Trapped in their packed daily routines, can Bengalureans afford to give sports outings a second thought? Yes, if this tech-driven fitness trend that has dramatically altered the way people team up, network and play, is anything to go by. Fuelled by sports apps linked to a network of pay-and-play centres, this trend is now making waves across the city.
Five years ago, city-based entrepreneur Gauravjeet Singh had started it all with a mobile app called PlayO. The city’s disconnected labyrinth of sports facilities big and small had sparked an idea. Why not create a social network that lets people team up, book a local badminton court, pay and play by the hour?
This idea worked, and how! In months, PlayO had over 15-20 sports centres sign up from across Bengaluru, galloping to over 500 today. Hooked on their smartphones, Bengalureans young and old found new partners, booked the courts, football grounds, basketball courts, table tennis tables, paid in droves and played in fours. The simplicity astounded them.
The pandemic had locked down thousands in their homes. For PlayO and many more apps that mushroomed to tap the massive potential of this market, it looked like curtains. But the Unlock phases have seen them return with renewed vigour, driven by a public realisation that to build immunity and beat the virus, keeping fit is the only mantra.

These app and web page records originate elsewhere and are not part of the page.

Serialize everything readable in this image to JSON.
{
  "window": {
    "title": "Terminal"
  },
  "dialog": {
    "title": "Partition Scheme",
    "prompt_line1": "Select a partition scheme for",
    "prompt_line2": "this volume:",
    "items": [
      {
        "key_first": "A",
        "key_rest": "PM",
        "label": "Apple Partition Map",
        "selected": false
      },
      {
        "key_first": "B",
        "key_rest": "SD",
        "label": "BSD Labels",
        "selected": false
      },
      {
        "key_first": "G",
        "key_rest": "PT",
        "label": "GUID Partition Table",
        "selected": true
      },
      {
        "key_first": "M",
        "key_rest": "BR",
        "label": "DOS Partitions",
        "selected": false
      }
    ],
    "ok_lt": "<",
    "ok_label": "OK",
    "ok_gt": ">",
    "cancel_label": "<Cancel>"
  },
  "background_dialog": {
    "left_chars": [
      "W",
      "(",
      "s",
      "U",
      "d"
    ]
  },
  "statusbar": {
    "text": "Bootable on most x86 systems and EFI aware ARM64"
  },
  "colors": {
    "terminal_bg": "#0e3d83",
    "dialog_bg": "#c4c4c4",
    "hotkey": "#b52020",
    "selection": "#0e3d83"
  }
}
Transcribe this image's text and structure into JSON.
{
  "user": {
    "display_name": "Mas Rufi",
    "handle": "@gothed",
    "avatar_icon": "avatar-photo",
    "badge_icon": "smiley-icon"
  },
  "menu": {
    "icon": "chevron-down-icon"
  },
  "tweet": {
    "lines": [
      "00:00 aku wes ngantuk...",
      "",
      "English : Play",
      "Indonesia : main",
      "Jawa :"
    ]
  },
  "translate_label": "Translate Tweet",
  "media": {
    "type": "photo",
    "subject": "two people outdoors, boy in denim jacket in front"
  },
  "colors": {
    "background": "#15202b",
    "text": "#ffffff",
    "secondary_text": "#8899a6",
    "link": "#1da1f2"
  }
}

“We are seeing a very strong revival, already gaining 70% of our pre-Covid levels,” says Singh, his network now expanding to over 500 sports centres in Bengaluru and outside. PlayO has now gone international, he adds, with presence in the United Kingdom, Australia, the United Arab Emirates and Qatar. “The craze is now global.”
Out of college and into their working lives, many have found the way back to the playground extremely tough to negotiate. The apps have let them rediscover the joy of their childhood to find players with similar skill levels and make this social network switch seamlessly from online to offline.

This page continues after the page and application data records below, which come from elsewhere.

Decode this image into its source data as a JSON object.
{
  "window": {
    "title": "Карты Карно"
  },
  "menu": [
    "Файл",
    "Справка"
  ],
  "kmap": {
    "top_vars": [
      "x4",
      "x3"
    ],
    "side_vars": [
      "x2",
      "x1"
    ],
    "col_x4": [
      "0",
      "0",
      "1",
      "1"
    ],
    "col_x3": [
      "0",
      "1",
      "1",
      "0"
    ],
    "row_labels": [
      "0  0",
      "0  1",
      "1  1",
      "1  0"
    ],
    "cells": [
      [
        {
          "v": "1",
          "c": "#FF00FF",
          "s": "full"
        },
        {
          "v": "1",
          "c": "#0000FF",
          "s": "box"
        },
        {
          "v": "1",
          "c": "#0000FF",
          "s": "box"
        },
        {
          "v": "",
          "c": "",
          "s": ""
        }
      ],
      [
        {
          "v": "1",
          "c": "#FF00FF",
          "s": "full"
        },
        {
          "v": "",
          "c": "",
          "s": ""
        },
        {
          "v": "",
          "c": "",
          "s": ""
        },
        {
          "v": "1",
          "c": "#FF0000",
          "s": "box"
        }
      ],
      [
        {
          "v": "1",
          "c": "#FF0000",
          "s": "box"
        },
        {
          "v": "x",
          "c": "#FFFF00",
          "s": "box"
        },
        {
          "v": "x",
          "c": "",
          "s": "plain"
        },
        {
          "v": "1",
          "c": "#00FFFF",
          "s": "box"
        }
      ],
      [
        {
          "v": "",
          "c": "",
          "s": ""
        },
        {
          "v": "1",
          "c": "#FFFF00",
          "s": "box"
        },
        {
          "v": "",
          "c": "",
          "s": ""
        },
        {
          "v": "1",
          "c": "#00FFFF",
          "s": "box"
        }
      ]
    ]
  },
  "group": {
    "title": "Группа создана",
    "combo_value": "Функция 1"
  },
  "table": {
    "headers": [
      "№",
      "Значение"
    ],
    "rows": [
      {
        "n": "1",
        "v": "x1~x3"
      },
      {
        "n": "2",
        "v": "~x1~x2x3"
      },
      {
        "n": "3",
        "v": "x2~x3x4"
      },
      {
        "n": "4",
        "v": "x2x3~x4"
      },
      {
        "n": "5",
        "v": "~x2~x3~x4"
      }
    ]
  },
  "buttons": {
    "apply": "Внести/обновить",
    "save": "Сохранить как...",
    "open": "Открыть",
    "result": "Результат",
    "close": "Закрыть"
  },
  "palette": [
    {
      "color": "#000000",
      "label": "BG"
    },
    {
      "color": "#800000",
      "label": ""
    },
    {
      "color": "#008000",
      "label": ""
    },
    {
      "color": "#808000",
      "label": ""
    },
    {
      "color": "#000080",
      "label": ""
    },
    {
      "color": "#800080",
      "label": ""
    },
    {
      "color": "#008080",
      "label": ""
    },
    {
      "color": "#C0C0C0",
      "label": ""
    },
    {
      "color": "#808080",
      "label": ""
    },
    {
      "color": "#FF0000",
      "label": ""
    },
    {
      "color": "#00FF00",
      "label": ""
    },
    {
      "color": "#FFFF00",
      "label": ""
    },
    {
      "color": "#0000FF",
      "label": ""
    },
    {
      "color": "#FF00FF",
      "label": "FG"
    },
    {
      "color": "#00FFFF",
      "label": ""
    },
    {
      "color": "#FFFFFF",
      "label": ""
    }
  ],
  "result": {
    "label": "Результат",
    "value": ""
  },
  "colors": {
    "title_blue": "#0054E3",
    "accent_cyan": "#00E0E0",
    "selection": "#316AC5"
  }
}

For PlayO, the app users have been primarily in the 25-40 age group, with 80% of them male, informs Singh. “The focus has been on urban adults. But of late, play centres are coming up and networking from tier-2 and 3 towns and cities such as Hubballi-Dharwad, Mangaluru and Chikmagalur.”
Covid has injected an element of extreme precaution at the networked play centres. The apps issue a ‘Safe & Hygiene’ badge on centres that are certified. “We educated our partners on safety best practices, including sanitisation of the courts after each session and restriction of crowds.”

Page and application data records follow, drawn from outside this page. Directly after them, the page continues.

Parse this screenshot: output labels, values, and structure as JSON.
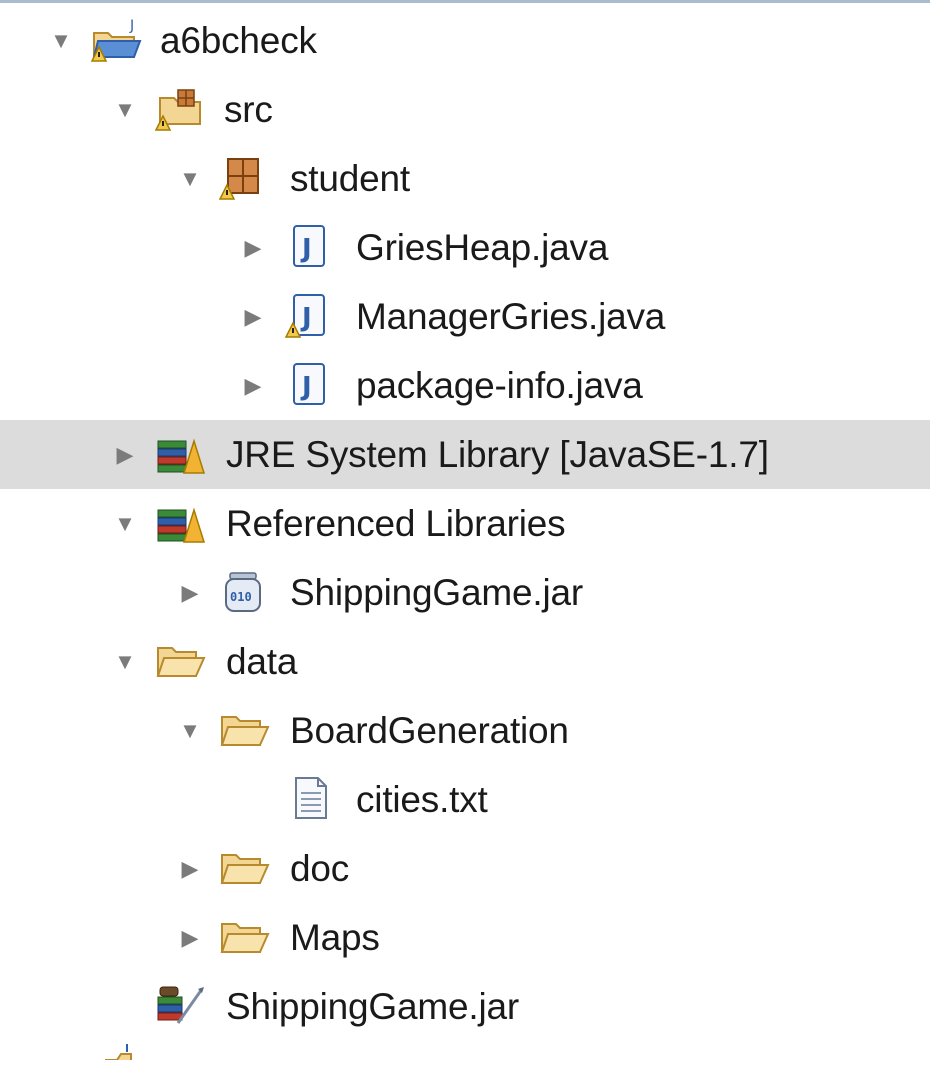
{
  "explorer": {
    "project": {
      "label": "a6bcheck",
      "icon": "java-project-warning-icon",
      "expanded": true
    },
    "src": {
      "label": "src",
      "icon": "source-folder-warning-icon",
      "expanded": true
    },
    "student": {
      "label": "student",
      "icon": "package-warning-icon",
      "expanded": true
    },
    "files": [
      {
        "label": "GriesHeap.java",
        "icon": "java-file-icon",
        "expanded": false
      },
      {
        "label": "ManagerGries.java",
        "icon": "java-file-warning-icon",
        "expanded": false
      },
      {
        "label": "package-info.java",
        "icon": "java-file-icon",
        "expanded": false
      }
    ],
    "jre": {
      "label": "JRE System Library [JavaSE-1.7]",
      "icon": "library-icon",
      "expanded": false,
      "selected": true
    },
    "referenced": {
      "label": "Referenced Libraries",
      "icon": "library-icon",
      "expanded": true
    },
    "ref_jar": {
      "label": "ShippingGame.jar",
      "icon": "jar-binary-icon",
      "expanded": false
    },
    "data_folder": {
      "label": "data",
      "icon": "folder-icon",
      "expanded": true
    },
    "board": {
      "label": "BoardGeneration",
      "icon": "folder-icon",
      "expanded": true
    },
    "cities": {
      "label": "cities.txt",
      "icon": "text-file-icon"
    },
    "doc": {
      "label": "doc",
      "icon": "folder-icon",
      "expanded": false
    },
    "maps": {
      "label": "Maps",
      "icon": "folder-icon",
      "expanded": false
    },
    "root_jar": {
      "label": "ShippingGame.jar",
      "icon": "jar-archive-icon"
    }
  },
  "colors": {
    "selection": "#dcdcdc",
    "folder_fill": "#f3d694",
    "folder_stroke": "#b88a2e",
    "java_blue": "#2e5fa8",
    "warning": "#f2c94c",
    "twisty": "#7b7b7b"
  },
  "glyphs": {
    "expanded": "▼",
    "collapsed": "▶",
    "java_letter": "J",
    "jar_bits": "010"
  }
}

To boost safety even further, a rating system was introduced in the app ecosystem.
Users were asked to rate the play centres. Among the top-rated centres was Elohim Shuttle Arena in Basavanagar. “We had started hourly sanitisation and reduced each playing session from an hour to 50 minutes to facilitate this. The hourly rate was reduced accordingly,” says Arena co-owner Alka Censon.
Equipment rental has been a revenue generator in most centres. Badminton courts offer rackets and shuttlecocks on hourly rentals. Most centres insist that players wear non-marking shoes. These are made available either on rent or purchase.
The convergence of technology, sports and networking has given a rare positive boost to social fitness.
As Sudhir Kumar, a regular at one of the play areas in Kaggadasapura explains, “Bringing a physical activity linked to fitness into the picture is a clear positive. Friendships built on such platforms are often deep and long-lasting.”
The trend has helped total strangers find friends through the app and connect meaningfully for a group activity offline. “Psychologically too, this is a positive game-changer,” says Kumar, confident that the arena will only get bigger and more diverse in future.
"We are now linked to 500-odd play centres. About 50% of the bookings are for badminton courts, 25% for football and the rest for other sports. There is demand. At PlayO, we are seeing a very strong revival now, already gaining 70% of our pre-Covid levels, " Gauravjeet Singh, Founder, PlayO.